CaseLines is delighted to congratulate the Crown Prosecution Service, winners of the ‘Going Paperless Project of the Year Award 2017’ for digital working in the Crown Courts with DCS and Digital service of the IDPC.
Mark Gray, Director of Digital Transformation at the CPS, said:
“I’m absolutely delighted that we have won this prestigious award. It is a testament to the hard work of everyone across the CPS in adopting and embracing digital working. We are all very proud that our progress has been recognised in this way.“
The Paperless Awards recognise UK Public Sector bodies and their commercial partners who are making exceptional progress towards creating a paperless environment. As winners of Project of the Year, the CPS has been recognised for outstanding progress towards operating without paper.

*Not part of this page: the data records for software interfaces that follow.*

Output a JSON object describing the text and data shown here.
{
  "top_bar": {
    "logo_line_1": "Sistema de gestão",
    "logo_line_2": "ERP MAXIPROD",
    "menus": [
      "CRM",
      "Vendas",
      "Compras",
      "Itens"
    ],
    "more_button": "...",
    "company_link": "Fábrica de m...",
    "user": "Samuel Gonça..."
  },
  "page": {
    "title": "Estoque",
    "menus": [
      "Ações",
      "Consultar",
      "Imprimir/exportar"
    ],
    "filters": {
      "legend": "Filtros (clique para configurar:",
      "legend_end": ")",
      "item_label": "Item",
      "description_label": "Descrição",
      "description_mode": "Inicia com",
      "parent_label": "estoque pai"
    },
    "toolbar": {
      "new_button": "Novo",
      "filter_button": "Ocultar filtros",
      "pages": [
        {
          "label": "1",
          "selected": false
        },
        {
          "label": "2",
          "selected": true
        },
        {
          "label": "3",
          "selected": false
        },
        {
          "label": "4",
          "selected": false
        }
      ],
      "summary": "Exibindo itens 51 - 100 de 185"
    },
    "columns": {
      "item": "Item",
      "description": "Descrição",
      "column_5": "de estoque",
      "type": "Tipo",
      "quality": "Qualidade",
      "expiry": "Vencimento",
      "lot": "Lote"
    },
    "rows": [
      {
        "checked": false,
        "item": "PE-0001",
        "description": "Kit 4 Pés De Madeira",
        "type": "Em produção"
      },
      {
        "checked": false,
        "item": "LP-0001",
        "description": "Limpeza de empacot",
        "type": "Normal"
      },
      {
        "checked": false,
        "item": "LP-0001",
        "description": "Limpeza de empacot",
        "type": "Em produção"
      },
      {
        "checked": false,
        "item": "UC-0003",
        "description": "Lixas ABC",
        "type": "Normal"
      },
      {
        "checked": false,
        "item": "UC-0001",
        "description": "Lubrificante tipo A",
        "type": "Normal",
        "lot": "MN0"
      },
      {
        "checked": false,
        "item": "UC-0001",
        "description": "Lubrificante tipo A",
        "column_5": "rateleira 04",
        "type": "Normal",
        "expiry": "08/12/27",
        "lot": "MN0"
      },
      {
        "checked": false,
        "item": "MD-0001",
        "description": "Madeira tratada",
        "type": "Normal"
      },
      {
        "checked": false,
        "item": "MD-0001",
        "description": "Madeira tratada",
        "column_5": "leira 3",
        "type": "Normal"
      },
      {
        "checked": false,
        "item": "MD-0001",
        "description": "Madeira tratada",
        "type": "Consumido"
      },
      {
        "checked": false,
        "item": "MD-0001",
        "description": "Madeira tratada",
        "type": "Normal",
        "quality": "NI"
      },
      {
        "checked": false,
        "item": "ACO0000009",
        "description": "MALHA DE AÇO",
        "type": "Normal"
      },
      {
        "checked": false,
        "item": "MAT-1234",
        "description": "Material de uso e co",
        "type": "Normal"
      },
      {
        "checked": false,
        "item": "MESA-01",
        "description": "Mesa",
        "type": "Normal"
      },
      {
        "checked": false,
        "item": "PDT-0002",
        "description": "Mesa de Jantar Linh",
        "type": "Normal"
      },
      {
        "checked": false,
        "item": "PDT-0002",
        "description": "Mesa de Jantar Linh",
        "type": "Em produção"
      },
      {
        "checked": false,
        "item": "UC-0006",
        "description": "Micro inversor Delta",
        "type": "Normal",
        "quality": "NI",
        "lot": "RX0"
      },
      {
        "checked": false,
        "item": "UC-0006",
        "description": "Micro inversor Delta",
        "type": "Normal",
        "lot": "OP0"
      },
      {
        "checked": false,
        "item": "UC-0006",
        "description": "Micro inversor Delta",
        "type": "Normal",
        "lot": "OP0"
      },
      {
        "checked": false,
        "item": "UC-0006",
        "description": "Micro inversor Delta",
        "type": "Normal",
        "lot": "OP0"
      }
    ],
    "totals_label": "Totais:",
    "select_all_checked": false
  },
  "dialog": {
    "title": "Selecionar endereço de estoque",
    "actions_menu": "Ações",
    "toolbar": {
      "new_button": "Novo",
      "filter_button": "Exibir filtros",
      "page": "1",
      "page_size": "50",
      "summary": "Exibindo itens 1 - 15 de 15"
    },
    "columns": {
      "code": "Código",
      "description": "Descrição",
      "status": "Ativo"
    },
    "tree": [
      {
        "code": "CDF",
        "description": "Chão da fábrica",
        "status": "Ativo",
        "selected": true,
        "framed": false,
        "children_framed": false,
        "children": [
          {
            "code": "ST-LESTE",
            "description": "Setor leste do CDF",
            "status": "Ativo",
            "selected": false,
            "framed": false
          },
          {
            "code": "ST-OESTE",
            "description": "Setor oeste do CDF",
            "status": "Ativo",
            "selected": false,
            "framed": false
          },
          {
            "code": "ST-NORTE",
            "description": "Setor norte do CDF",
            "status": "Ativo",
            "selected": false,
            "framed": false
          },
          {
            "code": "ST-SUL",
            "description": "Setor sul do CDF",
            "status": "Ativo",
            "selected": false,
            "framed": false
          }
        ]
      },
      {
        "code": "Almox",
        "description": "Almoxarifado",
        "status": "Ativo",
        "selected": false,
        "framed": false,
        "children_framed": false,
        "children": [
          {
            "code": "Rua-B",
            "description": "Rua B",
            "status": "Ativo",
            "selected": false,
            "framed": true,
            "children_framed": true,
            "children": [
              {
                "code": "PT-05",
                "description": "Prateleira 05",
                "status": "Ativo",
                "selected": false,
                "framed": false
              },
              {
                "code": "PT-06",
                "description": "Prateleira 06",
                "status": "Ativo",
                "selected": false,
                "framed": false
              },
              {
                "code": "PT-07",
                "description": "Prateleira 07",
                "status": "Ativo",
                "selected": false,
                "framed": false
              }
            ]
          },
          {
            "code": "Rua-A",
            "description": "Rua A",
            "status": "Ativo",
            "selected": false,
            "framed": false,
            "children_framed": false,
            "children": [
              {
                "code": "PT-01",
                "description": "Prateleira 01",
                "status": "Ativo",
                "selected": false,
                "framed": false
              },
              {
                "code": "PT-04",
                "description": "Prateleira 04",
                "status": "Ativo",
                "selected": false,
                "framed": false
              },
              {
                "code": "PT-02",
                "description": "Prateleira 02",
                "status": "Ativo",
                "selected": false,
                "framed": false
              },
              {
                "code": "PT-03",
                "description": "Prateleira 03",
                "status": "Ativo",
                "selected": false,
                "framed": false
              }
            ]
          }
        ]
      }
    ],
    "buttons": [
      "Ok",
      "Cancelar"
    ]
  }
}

It’s an exciting time to be part of creating the digital court space as new technology affects both work efficiency and environmental health. CaseLines is proud to be part of this revolution, providing thousands of users in the CPS with the tools they need to work efficiently. Already more than 40 million pages of evidence are stored on the Digital Case System saving precious natural resources and countless hours spent printing paper court files.

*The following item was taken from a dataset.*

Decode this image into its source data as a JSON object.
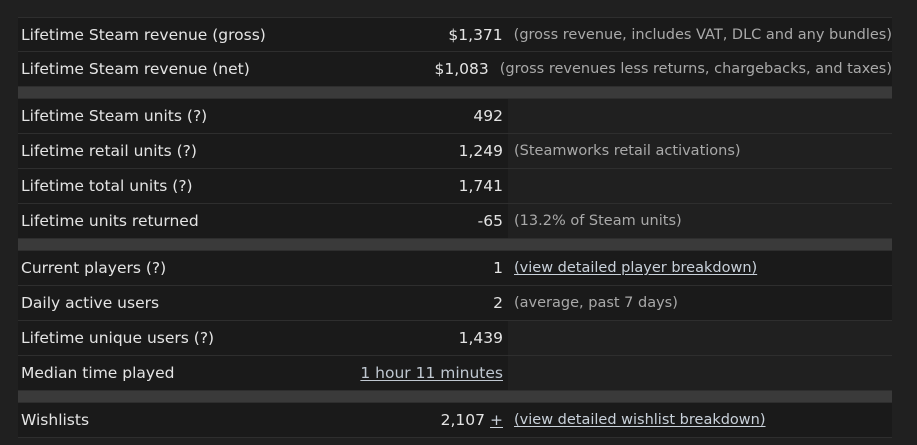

Before the Digital Case System, paper files would have been copied multiple times for use in court. Now all those files are available to lawyers and judges in a single, universally accessible, digital courtroom – so files never need to be duplicated again. This multiplies the paper savings for the CPS and all CaseLines’ many other users, pushing further towards a fully paperless UK justice system.
David Jackson, Managing Director of CaseLines says: “We are thrilled by the success of our colleagues in the CPS and honoured to be working with them. Thanks to forward-looking institutions such as the CPS, CaseLines is demonstrating just how effective digital solutions can be. The CPS is a Pathfinder, lighting the way for court services around the world to reap similar benefits through cloud-based digital courts.”